One day, students in my eighth-grade math class were working in pairs. Two boys, Nainoa and Keoki, called me over to resolve their dispute over differing answers. After reviewing their work, I confirmed that Nainoa was correct. Nainoa shouted, “Ha, told you so!” Keoki dropped his head to his desk, whispering, “Whatever.” I scolded Nainoa, but it was too late—the damage was done, and Keoki shut down for the rest of the class period.
Later that day, I reflected on the incident. The lack of humility and detrimental effects of Nainoa’s words lingered. Keoki, shamed for one incorrect response, was now less likely to take mathematical risks. The person who used the most cognitive energy? Me, the teacher, since I was the one who did the work to determine which student was correct.
The Value of Productive Discussion in Math
Putting that poor result aside, the scenario of two students discussing different answers is exactly what we want in math classrooms. Common Core Standard of Math Practice 3 is: “construct viable arguments and critique the reasoning of others.” Such discussions create the perfect opportunity to challenge students like Nainoa to extend their understanding beyond getting the correct answer or doing the task.
Nothing is more challenging for a student who has the correct answer than to explain why someone else is incorrect in their reasoning because alternative methods, especially those that generate incorrect responses, are hard for the student with the correct answer to make sense of.
What happens when we’re able to make sense of such alternative understandings, viewpoints, processes, or methods? We become more intelligent human beings, with more holistic conceptual understandings of content. In addition, we utilize and develop the essential 21st-century communicative skill of empathy and are better suited to thrive in our increasingly diverse society.
So what went wrong in the scenario with Nainoa and Keoki? I had not set up an effective routine to optimize their interaction. In order for an academic discussion routine to work effectively, I found that I needed these three elements:
- heterogeneous grouping of students to ensure greater opportunities for discourse around diversity of understandings,
- student understanding of the value of heterogeneous grouping for their development, to motivate them to engage in productive discussions, and
- a protocol for discussion that ensures all students are supported in these discussions.
I was lucky enough to have Nainoa and Keoki arrive at different answers, but to ensure that productive discussion happened on a regular basis, I needed to start intentionally using heterogeneous grouping. To help students see the value of collaboration in heterogeneous groupings, I came up with the following “Tiers of Understanding,” which I put up on a poster for my students to reference:
Tier 1: Do—complete the task.
Tier 2: Explain the process used to complete the task.
Tier 3: Empathetically explain the thought processes used by another student to complete the task.
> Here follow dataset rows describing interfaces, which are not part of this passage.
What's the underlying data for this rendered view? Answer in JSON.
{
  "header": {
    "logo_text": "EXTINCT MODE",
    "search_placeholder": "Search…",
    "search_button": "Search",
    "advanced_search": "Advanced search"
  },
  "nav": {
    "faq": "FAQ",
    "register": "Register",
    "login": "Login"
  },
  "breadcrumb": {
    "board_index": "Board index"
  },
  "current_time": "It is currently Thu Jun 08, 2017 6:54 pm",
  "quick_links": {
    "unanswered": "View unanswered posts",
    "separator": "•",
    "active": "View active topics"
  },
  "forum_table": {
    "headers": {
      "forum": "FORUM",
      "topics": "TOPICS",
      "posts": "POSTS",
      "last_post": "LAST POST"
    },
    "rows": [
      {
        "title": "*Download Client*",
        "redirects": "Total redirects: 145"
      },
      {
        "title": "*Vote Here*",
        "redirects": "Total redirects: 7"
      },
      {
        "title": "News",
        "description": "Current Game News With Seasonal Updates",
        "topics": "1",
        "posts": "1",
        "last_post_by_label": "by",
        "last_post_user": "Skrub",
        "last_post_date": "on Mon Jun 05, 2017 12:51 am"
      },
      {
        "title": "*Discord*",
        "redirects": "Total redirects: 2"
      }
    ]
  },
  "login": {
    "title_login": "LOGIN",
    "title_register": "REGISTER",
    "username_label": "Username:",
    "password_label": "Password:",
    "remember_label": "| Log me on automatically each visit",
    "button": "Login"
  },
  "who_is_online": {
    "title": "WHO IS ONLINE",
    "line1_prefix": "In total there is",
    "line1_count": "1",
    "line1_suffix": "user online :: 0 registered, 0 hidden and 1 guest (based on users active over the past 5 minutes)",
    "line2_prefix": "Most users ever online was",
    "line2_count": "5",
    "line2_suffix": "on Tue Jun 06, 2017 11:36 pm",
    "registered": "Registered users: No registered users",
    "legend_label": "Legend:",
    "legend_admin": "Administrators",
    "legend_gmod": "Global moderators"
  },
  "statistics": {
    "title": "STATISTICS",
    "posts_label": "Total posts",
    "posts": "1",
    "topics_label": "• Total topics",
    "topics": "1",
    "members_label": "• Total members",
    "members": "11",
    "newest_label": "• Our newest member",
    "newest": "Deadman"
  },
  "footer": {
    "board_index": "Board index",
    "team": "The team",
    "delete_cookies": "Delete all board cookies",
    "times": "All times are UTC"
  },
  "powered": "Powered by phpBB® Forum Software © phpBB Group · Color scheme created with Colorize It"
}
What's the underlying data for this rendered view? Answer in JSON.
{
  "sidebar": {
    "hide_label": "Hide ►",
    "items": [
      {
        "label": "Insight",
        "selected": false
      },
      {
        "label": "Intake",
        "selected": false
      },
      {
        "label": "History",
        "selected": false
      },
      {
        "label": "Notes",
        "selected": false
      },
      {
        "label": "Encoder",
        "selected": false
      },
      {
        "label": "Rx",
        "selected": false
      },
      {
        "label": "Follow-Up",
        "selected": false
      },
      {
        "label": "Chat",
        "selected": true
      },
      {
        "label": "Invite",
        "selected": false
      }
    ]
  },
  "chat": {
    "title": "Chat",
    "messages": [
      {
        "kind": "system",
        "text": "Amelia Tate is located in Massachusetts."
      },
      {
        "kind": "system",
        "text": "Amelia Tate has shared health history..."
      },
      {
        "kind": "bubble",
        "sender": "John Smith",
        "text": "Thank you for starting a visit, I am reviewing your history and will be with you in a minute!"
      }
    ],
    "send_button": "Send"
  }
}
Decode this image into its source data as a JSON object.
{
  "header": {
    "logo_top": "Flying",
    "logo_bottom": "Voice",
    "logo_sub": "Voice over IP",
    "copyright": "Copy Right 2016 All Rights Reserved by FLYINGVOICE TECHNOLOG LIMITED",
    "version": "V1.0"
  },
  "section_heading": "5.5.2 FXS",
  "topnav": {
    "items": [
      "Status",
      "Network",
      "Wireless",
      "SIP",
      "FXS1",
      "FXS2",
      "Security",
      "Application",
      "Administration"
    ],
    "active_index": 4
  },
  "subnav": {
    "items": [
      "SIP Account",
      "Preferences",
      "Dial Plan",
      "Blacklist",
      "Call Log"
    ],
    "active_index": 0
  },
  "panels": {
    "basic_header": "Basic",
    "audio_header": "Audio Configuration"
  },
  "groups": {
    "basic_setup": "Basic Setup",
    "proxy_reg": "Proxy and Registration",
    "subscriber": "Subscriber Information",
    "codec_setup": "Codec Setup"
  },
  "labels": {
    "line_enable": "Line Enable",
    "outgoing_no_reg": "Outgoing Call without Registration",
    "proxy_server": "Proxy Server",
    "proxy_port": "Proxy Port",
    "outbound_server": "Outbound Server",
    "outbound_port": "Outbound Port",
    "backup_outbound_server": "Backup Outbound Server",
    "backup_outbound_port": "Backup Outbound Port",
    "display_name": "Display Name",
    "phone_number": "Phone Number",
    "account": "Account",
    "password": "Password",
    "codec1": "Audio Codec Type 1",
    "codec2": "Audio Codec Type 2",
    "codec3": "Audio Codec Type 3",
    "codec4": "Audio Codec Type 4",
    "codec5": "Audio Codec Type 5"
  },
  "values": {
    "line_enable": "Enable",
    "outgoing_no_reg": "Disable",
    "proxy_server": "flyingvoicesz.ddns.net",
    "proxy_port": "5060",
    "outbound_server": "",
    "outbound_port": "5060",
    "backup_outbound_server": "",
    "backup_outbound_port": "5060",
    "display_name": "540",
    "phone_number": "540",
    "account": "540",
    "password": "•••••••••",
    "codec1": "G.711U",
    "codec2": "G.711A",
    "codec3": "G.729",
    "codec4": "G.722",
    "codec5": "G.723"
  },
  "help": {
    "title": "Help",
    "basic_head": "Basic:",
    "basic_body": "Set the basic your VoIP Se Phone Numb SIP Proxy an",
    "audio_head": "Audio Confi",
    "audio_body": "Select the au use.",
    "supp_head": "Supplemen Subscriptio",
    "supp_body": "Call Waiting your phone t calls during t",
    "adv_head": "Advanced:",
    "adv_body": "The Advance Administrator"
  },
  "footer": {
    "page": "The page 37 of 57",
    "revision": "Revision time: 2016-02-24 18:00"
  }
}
Doing a task is the lowest level of understanding—explaining is higher, and the highest is explaining empathetically. Through heterogeneous grouping, the student struggling in their ability to do the task is supported by the higher performing student, who seeks opportunities to empathetically explain. This creates differentiation through inclusivity—personalized value for the mixed levels of learners in working together.
If I had known to teach Nainoa and Keoki the value of empathetic explanation, they would have looked at their different answers as a learning opportunity.
Teaching Students to Empathetically Explain
I now teach students a three-part protocol for discussing divergent answers when they’re working together.
1. Listen to the other person.
2. Try to see how they could be correct—maybe you’re both correct. Math is not fixed, as there are many avenues to arrive at one solution, and solutions can appear in many equivalent forms.
3. If you believe the other person is incorrect, explain how you are correct, and/or how they are incorrect. It is the responsibility of the person with the correct answer to rectify the misunderstanding.
The most valuable part of the protocol is the last part—that it’s the responsibility of the student with the correct answer to help their partner correct their misunderstanding. It was not Keoki’s fault he had the wrong answer, and since Nainoa had the correct answer, he could have tried to assist Keoki through empathetic explanation. Even in a case where the student with the incorrect answer initially thinks they are correct—which was the case for Keoki—the three steps above will lead them to realize where they went wrong.
Sentence stems such as “You were thinking... because...” or “I can see how you tried to...” are excellent scaffolds to help students start crafting empathetic responses.
It’s now been six years since, in my second year of teaching, I started intentionally grouping students heterogeneously and generated the 3 Tiers of Understanding and the protocol for empathetic explanation to guide students in their collaborative work. These steps have helped me create a more engaging, student-centered classroom by requiring that more of the cognitive work of coming to terms with math concepts be done by the students.
After I had been using this process for a while, I saw my students gravitate toward collaborating with each other. They recognized the value that empathetic discourse had for both students in heterogeneous grouping. Most significantly, this created a class culture grounded in kākou, Hawaiian for “we’re all in this together,” which is what the culture of classrooms should be.